Five-time Tony award-winner Terrence McNally has died from coronavirus-related complications at the age of 81.
The playwright’s death, on March 24, was confirmed by his publicist Matt Polk, who said McNally had been living with chronic inflammatory lung disease following earlier treatment for lung cancer.
A pioneer in bringing gay experience to the mainstream stage, McNally’s Broadway career spanned four decades, beginning in 1963 with his adaptation of The Lady of Camellias. His 1982 play Frankie and Johnny in the Clair de Lune made its second appearance on Broadway in 2019.
He won his first Tony award for his book for Kiss of the Spider Woman in 1993 – adding others with Love! Valour! Compassion! (1995), Master Class (1996) and Ragtime (1998) – and received a lifetime achievement award in 2019.
His other stage work included The Rink, the Pulitzer prize-nominated A Perfect Ganesh and the musicals The Full Monty and Anastasia.
He wrote librettos for four operas, three of them composed by Jake Heggie, including Dead Man Walking and Great Scott.

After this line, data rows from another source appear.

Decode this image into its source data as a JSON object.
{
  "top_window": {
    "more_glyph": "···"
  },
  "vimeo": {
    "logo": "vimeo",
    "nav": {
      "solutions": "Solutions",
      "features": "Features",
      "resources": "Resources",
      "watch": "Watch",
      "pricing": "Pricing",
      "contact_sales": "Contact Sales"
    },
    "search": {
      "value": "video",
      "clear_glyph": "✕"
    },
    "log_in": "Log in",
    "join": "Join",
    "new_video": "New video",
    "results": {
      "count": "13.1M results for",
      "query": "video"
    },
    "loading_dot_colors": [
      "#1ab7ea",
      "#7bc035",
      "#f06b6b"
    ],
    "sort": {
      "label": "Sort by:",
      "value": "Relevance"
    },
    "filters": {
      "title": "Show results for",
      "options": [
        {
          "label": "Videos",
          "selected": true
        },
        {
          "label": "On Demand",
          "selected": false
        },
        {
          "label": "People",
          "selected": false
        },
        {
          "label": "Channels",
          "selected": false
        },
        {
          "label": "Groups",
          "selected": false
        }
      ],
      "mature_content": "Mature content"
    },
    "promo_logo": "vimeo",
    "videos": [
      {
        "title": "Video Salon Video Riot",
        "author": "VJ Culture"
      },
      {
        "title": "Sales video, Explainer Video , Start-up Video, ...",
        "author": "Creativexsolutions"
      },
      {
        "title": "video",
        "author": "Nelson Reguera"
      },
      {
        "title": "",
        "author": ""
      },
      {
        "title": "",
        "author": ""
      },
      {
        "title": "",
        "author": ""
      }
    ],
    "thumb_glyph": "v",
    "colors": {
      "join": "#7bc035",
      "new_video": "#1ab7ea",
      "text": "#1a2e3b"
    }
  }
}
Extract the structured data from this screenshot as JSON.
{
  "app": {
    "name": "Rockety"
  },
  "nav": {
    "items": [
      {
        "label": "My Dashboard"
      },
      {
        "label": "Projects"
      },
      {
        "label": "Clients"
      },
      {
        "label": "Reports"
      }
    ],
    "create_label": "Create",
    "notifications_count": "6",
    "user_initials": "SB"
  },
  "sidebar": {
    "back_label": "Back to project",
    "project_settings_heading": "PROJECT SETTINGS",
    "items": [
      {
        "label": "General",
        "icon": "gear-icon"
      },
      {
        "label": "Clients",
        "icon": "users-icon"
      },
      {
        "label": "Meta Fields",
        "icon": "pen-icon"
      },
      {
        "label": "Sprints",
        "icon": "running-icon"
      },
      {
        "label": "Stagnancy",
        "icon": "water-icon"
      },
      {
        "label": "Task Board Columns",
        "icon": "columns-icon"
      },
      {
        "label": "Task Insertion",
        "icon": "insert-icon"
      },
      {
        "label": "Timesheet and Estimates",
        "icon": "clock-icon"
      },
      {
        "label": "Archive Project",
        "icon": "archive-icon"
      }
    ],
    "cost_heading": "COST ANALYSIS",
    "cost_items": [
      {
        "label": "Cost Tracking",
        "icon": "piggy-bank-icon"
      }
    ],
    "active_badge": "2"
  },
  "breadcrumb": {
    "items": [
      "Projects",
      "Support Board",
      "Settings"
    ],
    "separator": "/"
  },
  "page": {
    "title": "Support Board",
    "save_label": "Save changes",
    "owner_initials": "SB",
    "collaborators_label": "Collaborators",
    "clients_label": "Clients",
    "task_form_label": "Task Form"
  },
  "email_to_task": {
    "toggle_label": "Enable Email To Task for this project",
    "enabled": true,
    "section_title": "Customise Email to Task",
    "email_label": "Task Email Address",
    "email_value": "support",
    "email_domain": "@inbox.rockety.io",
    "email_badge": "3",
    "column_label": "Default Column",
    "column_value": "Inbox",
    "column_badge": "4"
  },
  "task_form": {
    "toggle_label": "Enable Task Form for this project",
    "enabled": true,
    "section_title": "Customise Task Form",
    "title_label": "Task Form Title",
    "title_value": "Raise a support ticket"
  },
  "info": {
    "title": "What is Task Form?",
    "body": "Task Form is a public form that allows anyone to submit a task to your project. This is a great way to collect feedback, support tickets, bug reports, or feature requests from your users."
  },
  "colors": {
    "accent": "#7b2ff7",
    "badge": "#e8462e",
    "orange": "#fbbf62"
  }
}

Among early tributes on social media, Hamilton creator Lin-Manuel Miranda said: “Heartbroken over the loss of Terrence McNally, a giant in our world, who straddled plays and musicals deftly.”
Actor George Takei described McNally as “a legend among legends on Broadway”.